Senator Tom Coburn of Oklahoma has asserted that deficit spending is a moral issue that now surpasses abortion. To be clear, he has been saying this for years and this new attention is probably as much a product of a slow news cycle and Coburn’s current commitment to hold the Senate hostage to his agenda. But lets give Coburn the benefit of the doubt that he is not a raving loon and examine what he is actually saying to see if it has merit.
I assume that by framing deficit spending in moral terms he is trying to craft the argument that deficit spending is immoral. His basis for this is that it “is robbing the next generation of opportunity…you are going to save a child from being aborted so they can be born in to a debtors prison.”
The immorality of deficit spending is defined by the future financial climate that we will create based on bad fiscal decisions. Arguable but lets stipulate the point to move on. It surpasses the abortion issue in moral importance because even if we were able to curtail or eliminate abortion the lives saved would be born into a system that robbed them of opportunity. Now this argument is not novel. It is just odd to see it pop up in fiscal policy discussions.
Coburn is arguing that a negative financial situation is such an impediment to a quality of life that it is of higher importance to address the financial climate than it is to preserve life. This is the same pro-choice argument that we have heard for years in a whole new venue. It only works if you agree that it would be better for people to be aborted than to be born into desperate financial situations.
Again, this fails to recognize a fundamental difference in assessing a situation and the measures that are taken to address it. If you honestly believed that allowing a child to be born into difficult financial circumstances guarantees a loss of opportunity and a life of struggle (this is both NOT obvious and is time and again confounded by people who live incredibly successful and fulfilling lives after being born into a harsh financial climate) it does not morally justify killing them to prevent that loss of opportunity. What are we doing and why? That is always the question. If the unborn are not human beings with a value inherent in the type of being they are, then abortion is not a moral issue at all. If they are human beings with value, then comparing an arguable financial policy to the widespread unnecessary destruction of innocent human lives shows a lack of understanding of moral issues that borders on the imbecilic. Would he assert this if we started killing 8-year olds living in households struggling with poverty and debt? Would he still say that the financial climate itself surpassed what we were doing in moral weight and urgency? I hope not.

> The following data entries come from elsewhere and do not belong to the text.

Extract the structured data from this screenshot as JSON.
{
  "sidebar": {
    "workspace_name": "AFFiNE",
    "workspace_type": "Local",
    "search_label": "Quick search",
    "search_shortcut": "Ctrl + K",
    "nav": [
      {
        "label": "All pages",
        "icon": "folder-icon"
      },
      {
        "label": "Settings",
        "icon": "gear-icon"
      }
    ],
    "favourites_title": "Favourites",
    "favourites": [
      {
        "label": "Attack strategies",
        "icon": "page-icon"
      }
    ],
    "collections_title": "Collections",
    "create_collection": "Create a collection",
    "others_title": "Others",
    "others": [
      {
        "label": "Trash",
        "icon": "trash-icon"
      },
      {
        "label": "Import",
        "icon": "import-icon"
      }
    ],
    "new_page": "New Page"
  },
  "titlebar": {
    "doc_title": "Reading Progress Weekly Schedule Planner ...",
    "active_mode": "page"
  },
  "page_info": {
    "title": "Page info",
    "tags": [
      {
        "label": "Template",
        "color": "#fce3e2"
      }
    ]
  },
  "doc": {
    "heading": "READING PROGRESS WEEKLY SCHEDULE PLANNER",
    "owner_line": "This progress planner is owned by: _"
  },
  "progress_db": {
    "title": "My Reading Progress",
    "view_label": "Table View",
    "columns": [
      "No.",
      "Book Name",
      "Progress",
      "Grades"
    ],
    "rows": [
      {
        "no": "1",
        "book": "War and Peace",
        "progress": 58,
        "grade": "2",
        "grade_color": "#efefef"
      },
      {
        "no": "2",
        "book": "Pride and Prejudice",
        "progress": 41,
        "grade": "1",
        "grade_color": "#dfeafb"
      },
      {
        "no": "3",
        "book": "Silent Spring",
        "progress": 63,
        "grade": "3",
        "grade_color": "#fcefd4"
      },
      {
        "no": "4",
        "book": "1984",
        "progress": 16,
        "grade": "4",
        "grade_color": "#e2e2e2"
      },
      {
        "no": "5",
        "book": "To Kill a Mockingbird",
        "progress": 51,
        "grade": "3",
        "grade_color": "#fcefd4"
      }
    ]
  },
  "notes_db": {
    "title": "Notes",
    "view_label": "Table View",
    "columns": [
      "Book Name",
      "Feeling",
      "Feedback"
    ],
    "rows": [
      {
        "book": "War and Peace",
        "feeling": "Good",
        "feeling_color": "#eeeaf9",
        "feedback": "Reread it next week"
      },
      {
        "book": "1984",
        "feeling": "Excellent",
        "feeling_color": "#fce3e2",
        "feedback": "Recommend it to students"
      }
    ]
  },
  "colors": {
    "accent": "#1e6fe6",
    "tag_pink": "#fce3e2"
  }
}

This is an indication that Coburn either clearly does not see the unborn as human beings with a natural right to life or that he does not see abortion as something that is being done but as some natural part of our policy discussion. People propose and debate radically different fiscal strategies all of the time. Some of them work better than others and some lead us into recessions and weak economies. People also kill an average of 1.3 million unborn lives in the United States through surgical abortion alone since Roe v. Wade in 1973. It is hard to see how a doctor and a Senator could be so daft and insensitive as to not see the moral difference between those two.
HT: The Drudge Report